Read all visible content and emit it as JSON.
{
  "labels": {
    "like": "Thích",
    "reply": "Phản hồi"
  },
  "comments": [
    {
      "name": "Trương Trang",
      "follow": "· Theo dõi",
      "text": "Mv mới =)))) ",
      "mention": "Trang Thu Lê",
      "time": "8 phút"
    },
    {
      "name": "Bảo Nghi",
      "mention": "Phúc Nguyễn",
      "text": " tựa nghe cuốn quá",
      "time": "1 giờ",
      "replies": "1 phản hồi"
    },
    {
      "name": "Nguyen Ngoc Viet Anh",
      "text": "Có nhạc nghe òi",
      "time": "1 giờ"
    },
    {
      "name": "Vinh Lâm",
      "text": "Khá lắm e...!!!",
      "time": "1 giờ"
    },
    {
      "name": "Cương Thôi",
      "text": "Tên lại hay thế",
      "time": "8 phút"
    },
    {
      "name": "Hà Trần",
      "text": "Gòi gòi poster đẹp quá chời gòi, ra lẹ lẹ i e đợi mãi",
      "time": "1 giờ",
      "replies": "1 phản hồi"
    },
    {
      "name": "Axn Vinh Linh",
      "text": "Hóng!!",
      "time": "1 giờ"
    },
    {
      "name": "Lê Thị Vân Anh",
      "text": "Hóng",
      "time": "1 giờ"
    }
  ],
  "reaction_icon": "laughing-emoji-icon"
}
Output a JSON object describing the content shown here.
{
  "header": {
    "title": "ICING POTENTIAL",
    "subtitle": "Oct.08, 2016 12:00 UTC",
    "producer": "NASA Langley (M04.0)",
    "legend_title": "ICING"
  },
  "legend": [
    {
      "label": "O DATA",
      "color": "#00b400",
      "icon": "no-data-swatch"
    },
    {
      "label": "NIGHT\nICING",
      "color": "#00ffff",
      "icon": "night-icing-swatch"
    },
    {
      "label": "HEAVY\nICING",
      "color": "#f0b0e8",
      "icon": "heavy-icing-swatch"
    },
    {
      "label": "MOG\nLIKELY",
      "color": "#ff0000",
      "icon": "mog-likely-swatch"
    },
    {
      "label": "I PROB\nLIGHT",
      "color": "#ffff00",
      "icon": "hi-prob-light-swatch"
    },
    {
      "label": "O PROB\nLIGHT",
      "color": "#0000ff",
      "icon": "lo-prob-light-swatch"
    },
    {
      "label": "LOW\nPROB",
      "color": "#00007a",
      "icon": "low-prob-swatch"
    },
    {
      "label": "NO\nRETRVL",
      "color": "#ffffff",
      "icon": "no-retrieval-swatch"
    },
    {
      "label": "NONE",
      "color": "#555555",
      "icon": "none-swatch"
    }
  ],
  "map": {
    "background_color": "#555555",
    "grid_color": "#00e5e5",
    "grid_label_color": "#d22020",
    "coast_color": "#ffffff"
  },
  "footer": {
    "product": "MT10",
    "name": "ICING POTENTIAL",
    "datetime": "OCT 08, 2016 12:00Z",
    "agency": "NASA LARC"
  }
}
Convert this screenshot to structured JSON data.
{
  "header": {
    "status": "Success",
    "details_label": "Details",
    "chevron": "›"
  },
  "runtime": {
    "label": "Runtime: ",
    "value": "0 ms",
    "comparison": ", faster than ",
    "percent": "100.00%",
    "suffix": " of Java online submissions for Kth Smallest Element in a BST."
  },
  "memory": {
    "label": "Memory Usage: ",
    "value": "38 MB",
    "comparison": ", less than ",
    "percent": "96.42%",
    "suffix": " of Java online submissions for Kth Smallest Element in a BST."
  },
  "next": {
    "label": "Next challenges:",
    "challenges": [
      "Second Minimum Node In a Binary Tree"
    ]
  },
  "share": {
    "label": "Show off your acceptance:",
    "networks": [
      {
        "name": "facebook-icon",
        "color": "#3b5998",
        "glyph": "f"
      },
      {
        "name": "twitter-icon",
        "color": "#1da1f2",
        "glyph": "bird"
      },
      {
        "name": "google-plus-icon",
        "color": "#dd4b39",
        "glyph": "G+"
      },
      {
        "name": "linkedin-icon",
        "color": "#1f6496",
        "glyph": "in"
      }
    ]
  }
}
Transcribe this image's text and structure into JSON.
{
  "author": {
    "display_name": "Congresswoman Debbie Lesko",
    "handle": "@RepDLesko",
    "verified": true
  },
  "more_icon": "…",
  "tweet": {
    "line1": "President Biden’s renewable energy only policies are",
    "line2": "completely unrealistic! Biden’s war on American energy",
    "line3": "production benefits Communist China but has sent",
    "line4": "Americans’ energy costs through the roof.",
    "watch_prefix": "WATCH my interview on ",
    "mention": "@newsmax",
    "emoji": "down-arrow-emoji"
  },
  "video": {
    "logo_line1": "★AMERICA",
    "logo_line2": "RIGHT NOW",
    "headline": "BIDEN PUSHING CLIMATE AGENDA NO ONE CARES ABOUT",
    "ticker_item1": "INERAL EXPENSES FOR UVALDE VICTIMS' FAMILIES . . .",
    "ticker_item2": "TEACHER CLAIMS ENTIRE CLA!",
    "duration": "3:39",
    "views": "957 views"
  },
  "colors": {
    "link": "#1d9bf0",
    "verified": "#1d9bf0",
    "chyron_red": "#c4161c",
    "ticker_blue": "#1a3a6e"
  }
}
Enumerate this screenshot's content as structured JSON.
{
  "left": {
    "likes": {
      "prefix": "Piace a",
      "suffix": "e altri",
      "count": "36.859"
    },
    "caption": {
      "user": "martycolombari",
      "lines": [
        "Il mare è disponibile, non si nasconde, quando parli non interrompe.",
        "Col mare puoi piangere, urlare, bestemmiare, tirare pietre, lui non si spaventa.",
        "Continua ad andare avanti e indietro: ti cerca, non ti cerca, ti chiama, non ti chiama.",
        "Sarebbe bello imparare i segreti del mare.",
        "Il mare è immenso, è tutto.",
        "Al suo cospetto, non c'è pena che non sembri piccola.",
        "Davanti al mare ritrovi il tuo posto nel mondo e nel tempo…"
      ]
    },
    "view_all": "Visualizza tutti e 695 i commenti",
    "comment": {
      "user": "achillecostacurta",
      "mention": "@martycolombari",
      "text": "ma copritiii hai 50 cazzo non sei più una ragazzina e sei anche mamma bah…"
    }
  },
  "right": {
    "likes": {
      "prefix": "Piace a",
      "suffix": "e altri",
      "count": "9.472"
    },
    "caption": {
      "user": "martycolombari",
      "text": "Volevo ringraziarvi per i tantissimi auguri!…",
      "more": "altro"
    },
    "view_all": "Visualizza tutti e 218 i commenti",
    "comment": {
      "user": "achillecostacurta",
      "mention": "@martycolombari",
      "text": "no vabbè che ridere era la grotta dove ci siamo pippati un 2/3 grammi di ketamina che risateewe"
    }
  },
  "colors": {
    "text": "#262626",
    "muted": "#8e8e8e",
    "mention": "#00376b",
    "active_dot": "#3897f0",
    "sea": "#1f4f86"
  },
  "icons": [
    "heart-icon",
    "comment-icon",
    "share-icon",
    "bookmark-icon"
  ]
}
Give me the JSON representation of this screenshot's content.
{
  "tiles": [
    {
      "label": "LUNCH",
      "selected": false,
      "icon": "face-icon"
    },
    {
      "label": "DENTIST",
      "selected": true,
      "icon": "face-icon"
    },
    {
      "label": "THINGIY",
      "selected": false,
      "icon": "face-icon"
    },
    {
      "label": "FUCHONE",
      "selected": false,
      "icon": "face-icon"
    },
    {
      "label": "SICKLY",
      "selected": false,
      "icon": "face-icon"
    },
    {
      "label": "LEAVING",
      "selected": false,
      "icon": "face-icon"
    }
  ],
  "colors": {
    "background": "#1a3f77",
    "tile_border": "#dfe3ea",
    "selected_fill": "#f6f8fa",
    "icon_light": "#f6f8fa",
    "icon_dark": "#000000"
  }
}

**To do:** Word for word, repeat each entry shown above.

**Written solution:**
Read all visible content and emit it as JSON.
{
  "labels": {
    "like": "Thích",
    "reply": "Phản hồi"
  },
  "comments": [
    {
      "name": "Trương Trang",
      "follow": "· Theo dõi",
      "text": "Mv mới =)))) ",
      "mention": "Trang Thu Lê",
      "time": "8 phút"
    },
    {
      "name": "Bảo Nghi",
      "mention": "Phúc Nguyễn",
      "text": " tựa nghe cuốn quá",
      "time": "1 giờ",
      "replies": "1 phản hồi"
    },
    {
      "name": "Nguyen Ngoc Viet Anh",
      "text": "Có nhạc nghe òi",
      "time": "1 giờ"
    },
    {
      "name": "Vinh Lâm",
      "text": "Khá lắm e...!!!",
      "time": "1 giờ"
    },
    {
      "name": "Cương Thôi",
      "text": "Tên lại hay thế",
      "time": "8 phút"
    },
    {
      "name": "Hà Trần",
      "text": "Gòi gòi poster đẹp quá chời gòi, ra lẹ lẹ i e đợi mãi",
      "time": "1 giờ",
      "replies": "1 phản hồi"
    },
    {
      "name": "Axn Vinh Linh",
      "text": "Hóng!!",
      "time": "1 giờ"
    },
    {
      "name": "Lê Thị Vân Anh",
      "text": "Hóng",
      "time": "1 giờ"
    }
  ],
  "reaction_icon": "laughing-emoji-icon"
}
Output a JSON object describing the content shown here.
{
  "header": {
    "title": "ICING POTENTIAL",
    "subtitle": "Oct.08, 2016 12:00 UTC",
    "producer": "NASA Langley (M04.0)",
    "legend_title": "ICING"
  },
  "legend": [
    {
      "label": "O DATA",
      "color": "#00b400",
      "icon": "no-data-swatch"
    },
    {
      "label": "NIGHT\nICING",
      "color": "#00ffff",
      "icon": "night-icing-swatch"
    },
    {
      "label": "HEAVY\nICING",
      "color": "#f0b0e8",
      "icon": "heavy-icing-swatch"
    },
    {
      "label": "MOG\nLIKELY",
      "color": "#ff0000",
      "icon": "mog-likely-swatch"
    },
    {
      "label": "I PROB\nLIGHT",
      "color": "#ffff00",
      "icon": "hi-prob-light-swatch"
    },
    {
      "label": "O PROB\nLIGHT",
      "color": "#0000ff",
      "icon": "lo-prob-light-swatch"
    },
    {
      "label": "LOW\nPROB",
      "color": "#00007a",
      "icon": "low-prob-swatch"
    },
    {
      "label": "NO\nRETRVL",
      "color": "#ffffff",
      "icon": "no-retrieval-swatch"
    },
    {
      "label": "NONE",
      "color": "#555555",
      "icon": "none-swatch"
    }
  ],
  "map": {
    "background_color": "#555555",
    "grid_color": "#00e5e5",
    "grid_label_color": "#d22020",
    "coast_color": "#ffffff"
  },
  "footer": {
    "product": "MT10",
    "name": "ICING POTENTIAL",
    "datetime": "OCT 08, 2016 12:00Z",
    "agency": "NASA LARC"
  }
}
Convert this screenshot to structured JSON data.
{
  "header": {
    "status": "Success",
    "details_label": "Details",
    "chevron": "›"
  },
  "runtime": {
    "label": "Runtime: ",
    "value": "0 ms",
    "comparison": ", faster than ",
    "percent": "100.00%",
    "suffix": " of Java online submissions for Kth Smallest Element in a BST."
  },
  "memory": {
    "label": "Memory Usage: ",
    "value": "38 MB",
    "comparison": ", less than ",
    "percent": "96.42%",
    "suffix": " of Java online submissions for Kth Smallest Element in a BST."
  },
  "next": {
    "label": "Next challenges:",
    "challenges": [
      "Second Minimum Node In a Binary Tree"
    ]
  },
  "share": {
    "label": "Show off your acceptance:",
    "networks": [
      {
        "name": "facebook-icon",
        "color": "#3b5998",
        "glyph": "f"
      },
      {
        "name": "twitter-icon",
        "color": "#1da1f2",
        "glyph": "bird"
      },
      {
        "name": "google-plus-icon",
        "color": "#dd4b39",
        "glyph": "G+"
      },
      {
        "name": "linkedin-icon",
        "color": "#1f6496",
        "glyph": "in"
      }
    ]
  }
}
Transcribe this image's text and structure into JSON.
{
  "author": {
    "display_name": "Congresswoman Debbie Lesko",
    "handle": "@RepDLesko",
    "verified": true
  },
  "more_icon": "…",
  "tweet": {
    "line1": "President Biden’s renewable energy only policies are",
    "line2": "completely unrealistic! Biden’s war on American energy",
    "line3": "production benefits Communist China but has sent",
    "line4": "Americans’ energy costs through the roof.",
    "watch_prefix": "WATCH my interview on ",
    "mention": "@newsmax",
    "emoji": "down-arrow-emoji"
  },
  "video": {
    "logo_line1": "★AMERICA",
    "logo_line2": "RIGHT NOW",
    "headline": "BIDEN PUSHING CLIMATE AGENDA NO ONE CARES ABOUT",
    "ticker_item1": "INERAL EXPENSES FOR UVALDE VICTIMS' FAMILIES . . .",
    "ticker_item2": "TEACHER CLAIMS ENTIRE CLA!",
    "duration": "3:39",
    "views": "957 views"
  },
  "colors": {
    "link": "#1d9bf0",
    "verified": "#1d9bf0",
    "chyron_red": "#c4161c",
    "ticker_blue": "#1a3a6e"
  }
}
Enumerate this screenshot's content as structured JSON.
{
  "left": {
    "likes": {
      "prefix": "Piace a",
      "suffix": "e altri",
      "count": "36.859"
    },
    "caption": {
      "user": "martycolombari",
      "lines": [
        "Il mare è disponibile, non si nasconde, quando parli non interrompe.",
        "Col mare puoi piangere, urlare, bestemmiare, tirare pietre, lui non si spaventa.",
        "Continua ad andare avanti e indietro: ti cerca, non ti cerca, ti chiama, non ti chiama.",
        "Sarebbe bello imparare i segreti del mare.",
        "Il mare è immenso, è tutto.",
        "Al suo cospetto, non c'è pena che non sembri piccola.",
        "Davanti al mare ritrovi il tuo posto nel mondo e nel tempo…"
      ]
    },
    "view_all": "Visualizza tutti e 695 i commenti",
    "comment": {
      "user": "achillecostacurta",
      "mention": "@martycolombari",
      "text": "ma copritiii hai 50 cazzo non sei più una ragazzina e sei anche mamma bah…"
    }
  },
  "right": {
    "likes": {
      "prefix": "Piace a",
      "suffix": "e altri",
      "count": "9.472"
    },
    "caption": {
      "user": "martycolombari",
      "text": "Volevo ringraziarvi per i tantissimi auguri!…",
      "more": "altro"
    },
    "view_all": "Visualizza tutti e 218 i commenti",
    "comment": {
      "user": "achillecostacurta",
      "mention": "@martycolombari",
      "text": "no vabbè che ridere era la grotta dove ci siamo pippati un 2/3 grammi di ketamina che risateewe"
    }
  },
  "colors": {
    "text": "#262626",
    "muted": "#8e8e8e",
    "mention": "#00376b",
    "active_dot": "#3897f0",
    "sea": "#1f4f86"
  },
  "icons": [
    "heart-icon",
    "comment-icon",
    "share-icon",
    "bookmark-icon"
  ]
}
Give me the JSON representation of this screenshot's content.
{
  "tiles": [
    {
      "label": "LUNCH",
      "selected": false,
      "icon": "face-icon"
    },
    {
      "label": "DENTIST",
      "selected": true,
      "icon": "face-icon"
    },
    {
      "label": "THINGIY",
      "selected": false,
      "icon": "face-icon"
    },
    {
      "label": "FUCHONE",
      "selected": false,
      "icon": "face-icon"
    },
    {
      "label": "SICKLY",
      "selected": false,
      "icon": "face-icon"
    },
    {
      "label": "LEAVING",
      "selected": false,
      "icon": "face-icon"
    }
  ],
  "colors": {
    "background": "#1a3f77",
    "tile_border": "#dfe3ea",
    "selected_fill": "#f6f8fa",
    "icon_light": "#f6f8fa",
    "icon_dark": "#000000"
  }
}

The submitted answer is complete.